**Task to complete**. Search the data below for the word "this" and copy each line that holds it.

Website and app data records
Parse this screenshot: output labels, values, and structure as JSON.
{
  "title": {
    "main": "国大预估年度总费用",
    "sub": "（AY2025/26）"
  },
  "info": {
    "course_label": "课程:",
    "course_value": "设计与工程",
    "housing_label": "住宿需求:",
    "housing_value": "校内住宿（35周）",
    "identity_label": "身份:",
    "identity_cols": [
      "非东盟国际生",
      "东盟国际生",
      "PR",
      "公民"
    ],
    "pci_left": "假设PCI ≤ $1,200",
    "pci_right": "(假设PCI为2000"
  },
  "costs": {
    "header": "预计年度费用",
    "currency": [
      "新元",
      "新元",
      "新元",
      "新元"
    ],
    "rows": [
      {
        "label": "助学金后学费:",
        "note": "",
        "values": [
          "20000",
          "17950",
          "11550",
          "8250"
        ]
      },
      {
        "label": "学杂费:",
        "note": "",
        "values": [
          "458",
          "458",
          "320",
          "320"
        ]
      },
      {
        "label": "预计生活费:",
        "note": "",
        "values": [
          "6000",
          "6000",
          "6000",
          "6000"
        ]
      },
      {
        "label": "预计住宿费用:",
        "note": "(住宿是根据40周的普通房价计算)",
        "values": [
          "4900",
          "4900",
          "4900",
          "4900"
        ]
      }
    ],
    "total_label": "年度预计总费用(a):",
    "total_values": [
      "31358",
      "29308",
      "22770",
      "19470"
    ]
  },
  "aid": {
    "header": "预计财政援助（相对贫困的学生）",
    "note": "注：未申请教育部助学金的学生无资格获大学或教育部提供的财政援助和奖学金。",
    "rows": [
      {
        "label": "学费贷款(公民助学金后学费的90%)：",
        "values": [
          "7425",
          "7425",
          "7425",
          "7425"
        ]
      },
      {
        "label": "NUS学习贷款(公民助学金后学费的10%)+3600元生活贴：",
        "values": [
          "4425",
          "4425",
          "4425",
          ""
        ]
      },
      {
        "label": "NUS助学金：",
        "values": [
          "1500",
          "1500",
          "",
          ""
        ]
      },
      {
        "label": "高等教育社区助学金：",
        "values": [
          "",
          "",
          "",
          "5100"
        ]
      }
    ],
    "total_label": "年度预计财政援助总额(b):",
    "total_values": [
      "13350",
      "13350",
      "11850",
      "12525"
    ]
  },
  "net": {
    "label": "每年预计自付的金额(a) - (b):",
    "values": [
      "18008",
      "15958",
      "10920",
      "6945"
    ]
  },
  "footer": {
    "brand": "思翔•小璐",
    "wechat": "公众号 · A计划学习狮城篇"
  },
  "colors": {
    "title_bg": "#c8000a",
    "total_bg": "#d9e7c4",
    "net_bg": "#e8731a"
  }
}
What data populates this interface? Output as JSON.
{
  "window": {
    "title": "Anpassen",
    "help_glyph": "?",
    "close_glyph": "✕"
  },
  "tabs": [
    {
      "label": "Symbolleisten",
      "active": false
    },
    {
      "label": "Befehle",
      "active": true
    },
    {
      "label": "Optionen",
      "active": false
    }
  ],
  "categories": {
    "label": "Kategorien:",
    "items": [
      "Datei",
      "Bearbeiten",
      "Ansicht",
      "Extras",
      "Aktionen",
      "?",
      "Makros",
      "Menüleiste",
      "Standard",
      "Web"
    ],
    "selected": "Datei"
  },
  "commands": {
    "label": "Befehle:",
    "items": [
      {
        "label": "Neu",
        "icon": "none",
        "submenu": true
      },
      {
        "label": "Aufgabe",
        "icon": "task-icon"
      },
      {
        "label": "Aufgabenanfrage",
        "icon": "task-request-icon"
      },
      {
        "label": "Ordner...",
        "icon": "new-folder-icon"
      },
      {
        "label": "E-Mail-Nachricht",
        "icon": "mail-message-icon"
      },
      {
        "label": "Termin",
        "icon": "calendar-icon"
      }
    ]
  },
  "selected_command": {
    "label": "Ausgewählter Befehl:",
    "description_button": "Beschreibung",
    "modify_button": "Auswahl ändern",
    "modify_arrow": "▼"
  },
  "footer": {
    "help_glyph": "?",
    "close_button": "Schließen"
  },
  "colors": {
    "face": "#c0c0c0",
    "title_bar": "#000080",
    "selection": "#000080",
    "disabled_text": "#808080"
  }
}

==

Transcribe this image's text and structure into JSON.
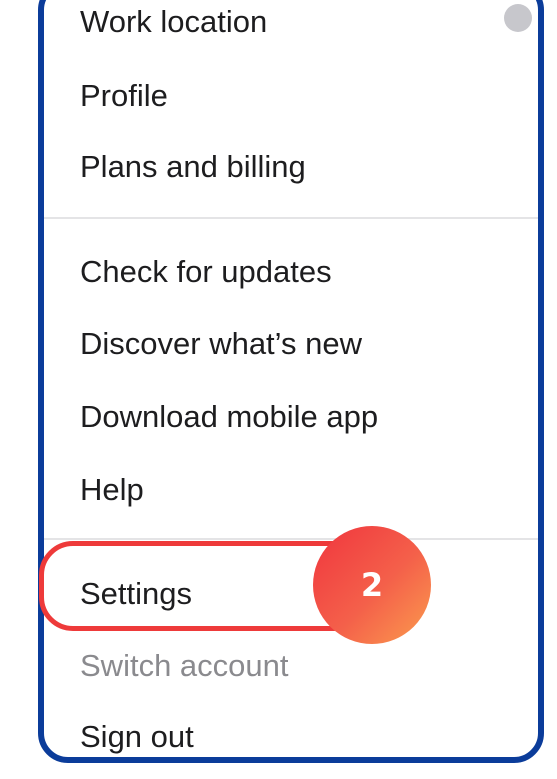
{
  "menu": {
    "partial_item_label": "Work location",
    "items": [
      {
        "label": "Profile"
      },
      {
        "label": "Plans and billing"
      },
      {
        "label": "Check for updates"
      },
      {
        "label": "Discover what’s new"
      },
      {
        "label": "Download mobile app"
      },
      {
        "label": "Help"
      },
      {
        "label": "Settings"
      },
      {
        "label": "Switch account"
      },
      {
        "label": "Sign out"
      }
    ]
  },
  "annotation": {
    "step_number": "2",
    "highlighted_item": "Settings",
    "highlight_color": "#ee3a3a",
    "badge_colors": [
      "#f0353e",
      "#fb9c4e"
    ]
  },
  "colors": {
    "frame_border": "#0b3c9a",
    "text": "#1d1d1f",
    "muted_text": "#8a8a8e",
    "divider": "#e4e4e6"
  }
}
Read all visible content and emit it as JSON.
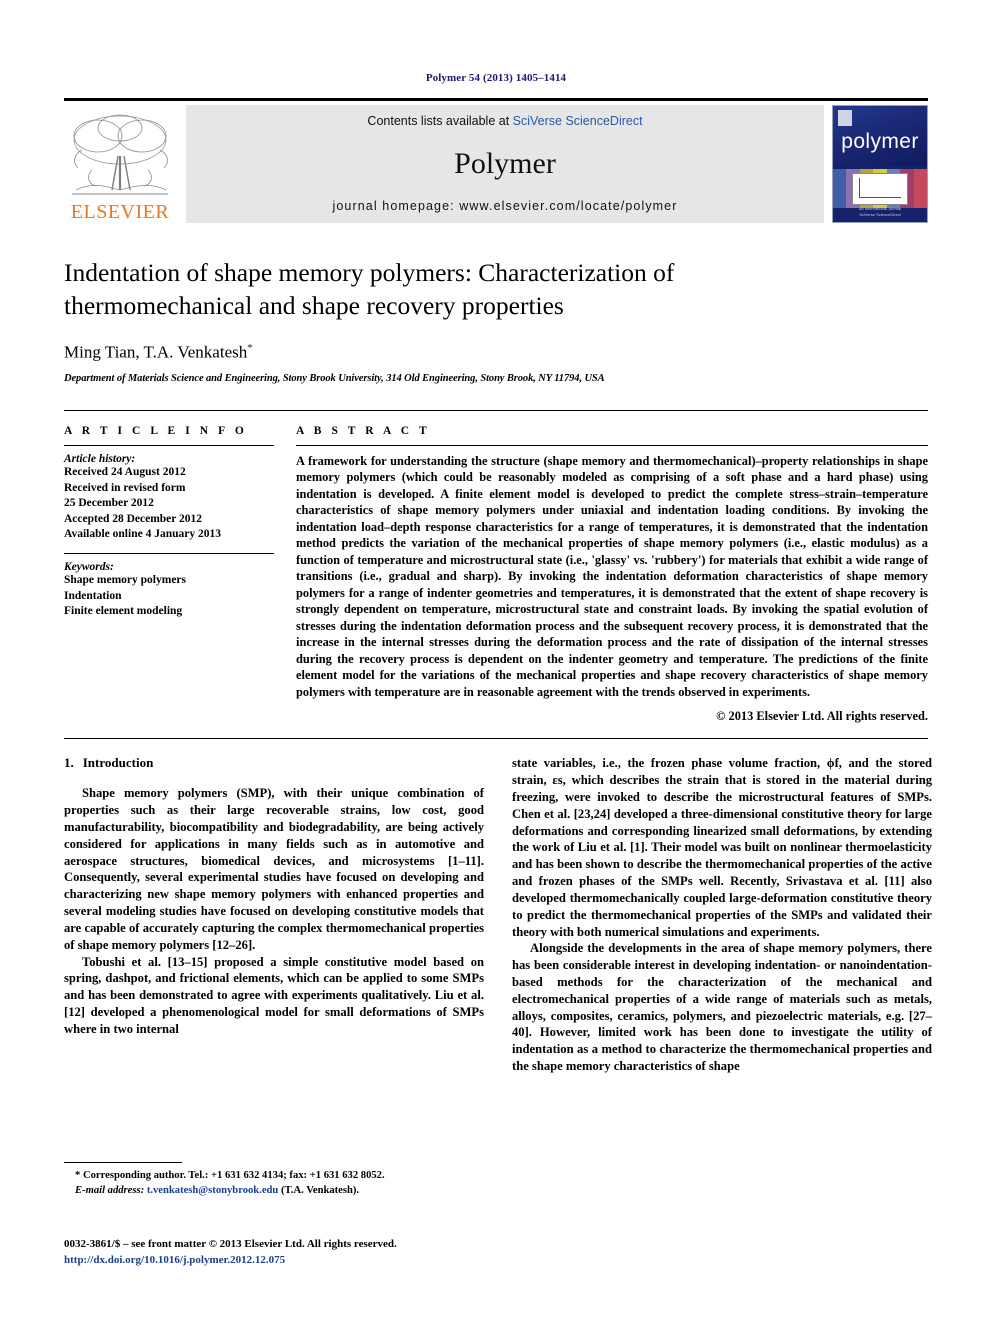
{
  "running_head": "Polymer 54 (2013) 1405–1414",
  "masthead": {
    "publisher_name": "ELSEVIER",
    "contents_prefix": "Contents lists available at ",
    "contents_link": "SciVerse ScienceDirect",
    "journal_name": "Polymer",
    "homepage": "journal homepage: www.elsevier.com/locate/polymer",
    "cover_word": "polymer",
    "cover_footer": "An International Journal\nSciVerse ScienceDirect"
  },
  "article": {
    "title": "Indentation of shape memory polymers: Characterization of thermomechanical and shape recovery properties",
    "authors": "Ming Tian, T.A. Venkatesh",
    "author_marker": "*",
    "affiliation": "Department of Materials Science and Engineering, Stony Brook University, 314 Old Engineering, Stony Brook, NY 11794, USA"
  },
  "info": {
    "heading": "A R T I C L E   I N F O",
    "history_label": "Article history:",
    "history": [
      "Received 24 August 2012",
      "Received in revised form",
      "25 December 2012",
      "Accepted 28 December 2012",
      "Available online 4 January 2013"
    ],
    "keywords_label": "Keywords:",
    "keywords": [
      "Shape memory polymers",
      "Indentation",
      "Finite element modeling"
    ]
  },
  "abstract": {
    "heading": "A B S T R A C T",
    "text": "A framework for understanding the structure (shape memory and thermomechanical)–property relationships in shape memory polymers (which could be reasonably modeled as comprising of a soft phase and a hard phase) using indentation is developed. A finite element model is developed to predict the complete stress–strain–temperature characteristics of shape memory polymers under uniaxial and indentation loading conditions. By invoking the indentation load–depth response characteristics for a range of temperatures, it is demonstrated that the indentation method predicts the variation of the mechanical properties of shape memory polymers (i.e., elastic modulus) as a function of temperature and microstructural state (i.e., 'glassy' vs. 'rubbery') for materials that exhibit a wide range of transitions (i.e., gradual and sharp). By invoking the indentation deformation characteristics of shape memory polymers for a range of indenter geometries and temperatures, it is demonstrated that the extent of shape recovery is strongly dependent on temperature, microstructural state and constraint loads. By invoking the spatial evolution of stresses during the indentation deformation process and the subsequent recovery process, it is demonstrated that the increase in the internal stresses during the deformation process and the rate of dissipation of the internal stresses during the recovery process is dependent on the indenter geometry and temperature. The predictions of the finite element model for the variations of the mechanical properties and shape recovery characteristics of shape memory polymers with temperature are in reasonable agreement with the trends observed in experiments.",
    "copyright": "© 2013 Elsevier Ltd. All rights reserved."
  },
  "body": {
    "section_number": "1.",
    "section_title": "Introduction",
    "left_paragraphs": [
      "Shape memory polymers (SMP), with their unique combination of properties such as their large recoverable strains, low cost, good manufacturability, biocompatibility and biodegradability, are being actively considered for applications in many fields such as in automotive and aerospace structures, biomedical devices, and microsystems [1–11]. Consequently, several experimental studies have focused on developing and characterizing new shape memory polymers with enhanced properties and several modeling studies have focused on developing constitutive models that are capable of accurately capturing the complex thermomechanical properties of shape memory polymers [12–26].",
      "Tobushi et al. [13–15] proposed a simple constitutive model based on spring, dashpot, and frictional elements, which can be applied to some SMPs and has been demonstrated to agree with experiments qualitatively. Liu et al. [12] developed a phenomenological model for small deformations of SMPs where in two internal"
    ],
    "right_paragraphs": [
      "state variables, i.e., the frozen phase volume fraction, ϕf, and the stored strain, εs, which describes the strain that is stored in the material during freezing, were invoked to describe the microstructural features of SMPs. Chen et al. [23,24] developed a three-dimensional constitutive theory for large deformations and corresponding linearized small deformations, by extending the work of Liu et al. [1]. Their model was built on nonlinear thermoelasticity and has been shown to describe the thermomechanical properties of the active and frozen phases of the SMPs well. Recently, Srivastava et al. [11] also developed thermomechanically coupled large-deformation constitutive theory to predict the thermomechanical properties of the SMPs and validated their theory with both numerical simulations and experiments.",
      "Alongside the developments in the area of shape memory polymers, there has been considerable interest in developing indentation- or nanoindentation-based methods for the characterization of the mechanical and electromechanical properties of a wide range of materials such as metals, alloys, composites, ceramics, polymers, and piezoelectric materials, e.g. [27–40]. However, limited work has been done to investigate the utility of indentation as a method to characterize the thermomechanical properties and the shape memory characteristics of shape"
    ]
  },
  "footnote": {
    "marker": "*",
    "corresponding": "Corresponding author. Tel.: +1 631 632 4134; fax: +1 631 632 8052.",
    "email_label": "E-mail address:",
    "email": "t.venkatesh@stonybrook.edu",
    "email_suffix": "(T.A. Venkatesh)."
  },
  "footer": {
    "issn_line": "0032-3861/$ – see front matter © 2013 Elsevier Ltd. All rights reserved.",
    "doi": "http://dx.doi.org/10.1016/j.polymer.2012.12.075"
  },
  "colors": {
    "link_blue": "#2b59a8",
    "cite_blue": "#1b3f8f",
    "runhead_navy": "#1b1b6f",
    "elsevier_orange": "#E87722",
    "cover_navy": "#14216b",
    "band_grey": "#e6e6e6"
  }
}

**Your response**.
Parse this screenshot: output labels, values, and structure as JSON.
What data populates this interface? Output as JSON.
Transcribe this image's text and structure into JSON.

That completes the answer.